##### LISTED ENTRIES #####
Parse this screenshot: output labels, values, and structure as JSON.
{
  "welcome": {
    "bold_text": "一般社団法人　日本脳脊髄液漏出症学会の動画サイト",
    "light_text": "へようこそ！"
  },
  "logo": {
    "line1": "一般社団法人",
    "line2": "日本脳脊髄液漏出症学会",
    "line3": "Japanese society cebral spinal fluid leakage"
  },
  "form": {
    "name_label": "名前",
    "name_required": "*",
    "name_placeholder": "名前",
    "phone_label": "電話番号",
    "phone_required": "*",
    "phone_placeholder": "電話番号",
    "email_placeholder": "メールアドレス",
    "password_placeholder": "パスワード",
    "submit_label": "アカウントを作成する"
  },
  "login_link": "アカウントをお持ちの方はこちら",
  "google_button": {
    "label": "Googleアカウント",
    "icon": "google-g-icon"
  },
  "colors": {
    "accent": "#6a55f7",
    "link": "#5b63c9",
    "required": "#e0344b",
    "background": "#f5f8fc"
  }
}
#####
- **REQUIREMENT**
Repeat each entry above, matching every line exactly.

- **SOLUTION TO THE EXERCISE**
Parse this screenshot: output labels, values, and structure as JSON.
{
  "welcome": {
    "bold_text": "一般社団法人　日本脳脊髄液漏出症学会の動画サイト",
    "light_text": "へようこそ！"
  },
  "logo": {
    "line1": "一般社団法人",
    "line2": "日本脳脊髄液漏出症学会",
    "line3": "Japanese society cebral spinal fluid leakage"
  },
  "form": {
    "name_label": "名前",
    "name_required": "*",
    "name_placeholder": "名前",
    "phone_label": "電話番号",
    "phone_required": "*",
    "phone_placeholder": "電話番号",
    "email_placeholder": "メールアドレス",
    "password_placeholder": "パスワード",
    "submit_label": "アカウントを作成する"
  },
  "login_link": "アカウントをお持ちの方はこちら",
  "google_button": {
    "label": "Googleアカウント",
    "icon": "google-g-icon"
  },
  "colors": {
    "accent": "#6a55f7",
    "link": "#5b63c9",
    "required": "#e0344b",
    "background": "#f5f8fc"
  }
}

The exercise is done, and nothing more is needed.